======== Records shown
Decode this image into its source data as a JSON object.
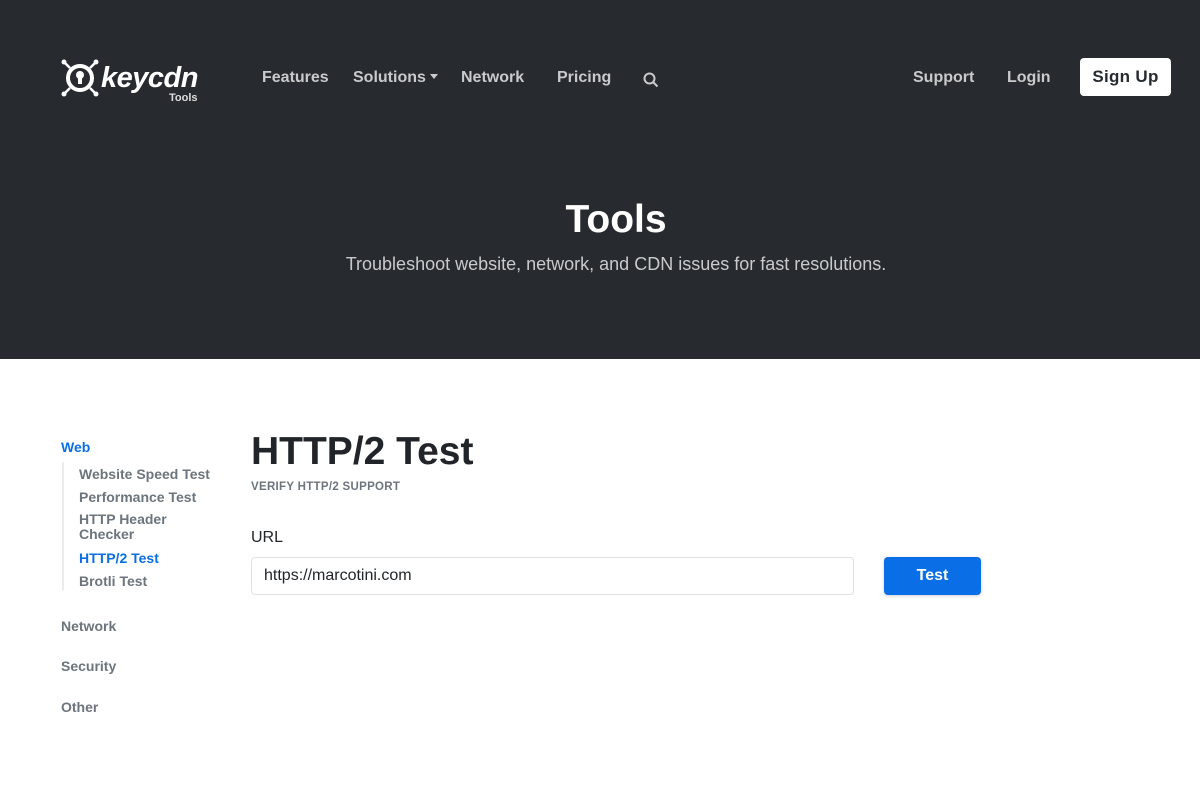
{
  "header": {
    "logo_text": "keycdn",
    "logo_sub": "Tools",
    "nav": [
      "Features",
      "Solutions",
      "Network",
      "Pricing"
    ],
    "support": "Support",
    "login": "Login",
    "signup": "Sign Up"
  },
  "hero": {
    "title": "Tools",
    "subtitle": "Troubleshoot website, network, and CDN issues for fast resolutions."
  },
  "sidebar": {
    "web": "Web",
    "web_items": [
      "Website Speed Test",
      "Performance Test",
      "HTTP Header Checker",
      "HTTP/2 Test",
      "Brotli Test"
    ],
    "network": "Network",
    "security": "Security",
    "other": "Other"
  },
  "main": {
    "title": "HTTP/2 Test",
    "subtitle": "VERIFY HTTP/2 SUPPORT",
    "url_label": "URL",
    "url_value": "https://marcotini.com",
    "test_button": "Test"
  },
  "colors": {
    "hero_bg": "#272b2f",
    "accent": "#0a6fe6"
  }
}
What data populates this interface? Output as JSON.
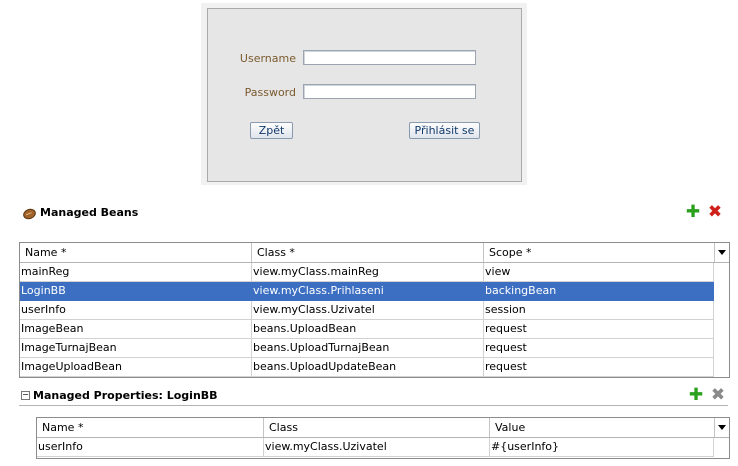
{
  "login_form": {
    "username_label": "Username",
    "password_label": "Password",
    "username_value": "",
    "password_value": "",
    "back_button": "Zpět",
    "submit_button": "Přihlásit se"
  },
  "managed_beans": {
    "title": "Managed Beans",
    "icon": "bean-icon",
    "columns": [
      "Name *",
      "Class *",
      "Scope *"
    ],
    "rows": [
      {
        "name": "mainReg",
        "class": "view.myClass.mainReg",
        "scope": "view"
      },
      {
        "name": "LoginBB",
        "class": "view.myClass.Prihlaseni",
        "scope": "backingBean"
      },
      {
        "name": "userInfo",
        "class": "view.myClass.Uzivatel",
        "scope": "session"
      },
      {
        "name": "ImageBean",
        "class": "beans.UploadBean",
        "scope": "request"
      },
      {
        "name": "ImageTurnajBean",
        "class": "beans.UploadTurnajBean",
        "scope": "request"
      },
      {
        "name": "ImageUploadBean",
        "class": "beans.UploadUpdateBean",
        "scope": "request"
      }
    ],
    "selected_row_index": 1,
    "selection_color": "#3c6fc2"
  },
  "managed_properties": {
    "title": "Managed Properties: LoginBB",
    "columns": [
      "Name *",
      "Class",
      "Value"
    ],
    "rows": [
      {
        "name": "userInfo",
        "class": "view.myClass.Uzivatel",
        "value": "#{userInfo}"
      }
    ]
  },
  "icons": {
    "add": "plus-icon",
    "delete": "x-icon",
    "collapse": "collapse-toggle-icon",
    "column_menu": "chevron-down-icon"
  },
  "colors": {
    "add": "#2aa01c",
    "delete": "#d0201b",
    "delete_disabled": "#8a8a8a",
    "label": "#7a5a2e"
  }
}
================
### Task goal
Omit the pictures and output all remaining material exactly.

### Completed task
Decode this image into its source data as a JSON object.
{
  "header": {
    "logo_text": "keycdn",
    "logo_sub": "Tools",
    "nav": [
      "Features",
      "Solutions",
      "Network",
      "Pricing"
    ],
    "support": "Support",
    "login": "Login",
    "signup": "Sign Up"
  },
  "hero": {
    "title": "Tools",
    "subtitle": "Troubleshoot website, network, and CDN issues for fast resolutions."
  },
  "sidebar": {
    "web": "Web",
    "web_items": [
      "Website Speed Test",
      "Performance Test",
      "HTTP Header Checker",
      "HTTP/2 Test",
      "Brotli Test"
    ],
    "network": "Network",
    "security": "Security",
    "other": "Other"
  },
  "main": {
    "title": "HTTP/2 Test",
    "subtitle": "VERIFY HTTP/2 SUPPORT",
    "url_label": "URL",
    "url_value": "https://marcotini.com",
    "test_button": "Test"
  },
  "colors": {
    "hero_bg": "#272b2f",
    "accent": "#0a6fe6"
  }
}
What data populates this interface? Output as JSON.
{
  "login_form": {
    "username_label": "Username",
    "password_label": "Password",
    "username_value": "",
    "password_value": "",
    "back_button": "Zpět",
    "submit_button": "Přihlásit se"
  },
  "managed_beans": {
    "title": "Managed Beans",
    "icon": "bean-icon",
    "columns": [
      "Name *",
      "Class *",
      "Scope *"
    ],
    "rows": [
      {
        "name": "mainReg",
        "class": "view.myClass.mainReg",
        "scope": "view"
      },
      {
        "name": "LoginBB",
        "class": "view.myClass.Prihlaseni",
        "scope": "backingBean"
      },
      {
        "name": "userInfo",
        "class": "view.myClass.Uzivatel",
        "scope": "session"
      },
      {
        "name": "ImageBean",
        "class": "beans.UploadBean",
        "scope": "request"
      },
      {
        "name": "ImageTurnajBean",
        "class": "beans.UploadTurnajBean",
        "scope": "request"
      },
      {
        "name": "ImageUploadBean",
        "class": "beans.UploadUpdateBean",
        "scope": "request"
      }
    ],
    "selected_row_index": 1,
    "selection_color": "#3c6fc2"
  },
  "managed_properties": {
    "title": "Managed Properties: LoginBB",
    "columns": [
      "Name *",
      "Class",
      "Value"
    ],
    "rows": [
      {
        "name": "userInfo",
        "class": "view.myClass.Uzivatel",
        "value": "#{userInfo}"
      }
    ]
  },
  "icons": {
    "add": "plus-icon",
    "delete": "x-icon",
    "collapse": "collapse-toggle-icon",
    "column_menu": "chevron-down-icon"
  },
  "colors": {
    "add": "#2aa01c",
    "delete": "#d0201b",
    "delete_disabled": "#8a8a8a",
    "label": "#7a5a2e"
  }
}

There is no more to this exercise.